“With democracy the board’s mandate changed to focus on classification instead of censorship,” she said.
“With the process of classifying The Spear, I picked up so much paranoia driven by very clear sections of our population (but) I don’t want to go into the politics of that.”
“We were following a very clear process that is legislated and we can show proof that this process is supported by law and we have a right to operate in the space,” she added.
“We are not trying to favour anybody or scare anyone. We cannot have a situation where certain sections of the South African (population) want us to implement our mandate according to (their interests).”
But the former National Youth Commission head said she had almost forgotten about public pressure until The Spear saga. “If you know the NYC you would know that we were always making headlines for one reason or another no matter how hard we tried not to.
“What we basically do on the board is to regulate the creation, possession and distribution of film, games and certain publications.”
In the past year alone, the board has classified more than 7 000 films based on content.
“My understanding of censorship is that if you are given a movie to classify, you identify all the parts you don’t like and tell the producer to delete them,” she said.
“But with classification we look at the movie and all the classifiable elements such as language, violence, nudity, sex and prejudice.

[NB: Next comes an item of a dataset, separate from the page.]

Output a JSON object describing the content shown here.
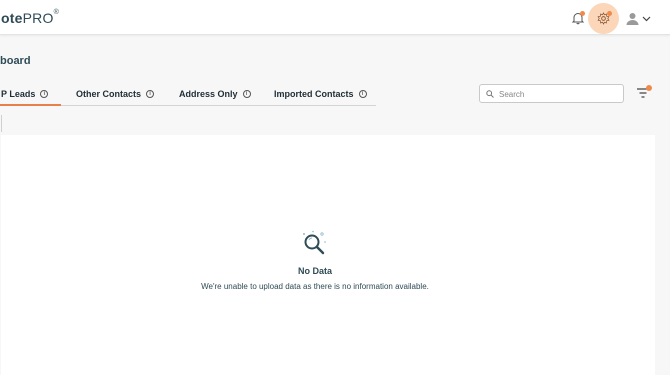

So we look at the movie with a view to understand what is the intensity of violence, sex, nudity and prejudice and we will advise.”
The biggest challenge facing the board, Makhasi said, was child pornography and distribution of content that has nuances of child porn.
She said the media keeps pushing the envelope by taking daring steps with putting out information that may contain some elements that are quite violent and sexual.
The board’s new strategy is to appoint monitors to look at content that is on television because there has been an increased number of complaints in relation to TV content.
“Our legislation does not give us any authority over television but we are working on a discussion paper calling for a single classification system.”
She said the board’s proposal will ensure that the guidelines that are used for home entertainment and cinema are applied to television.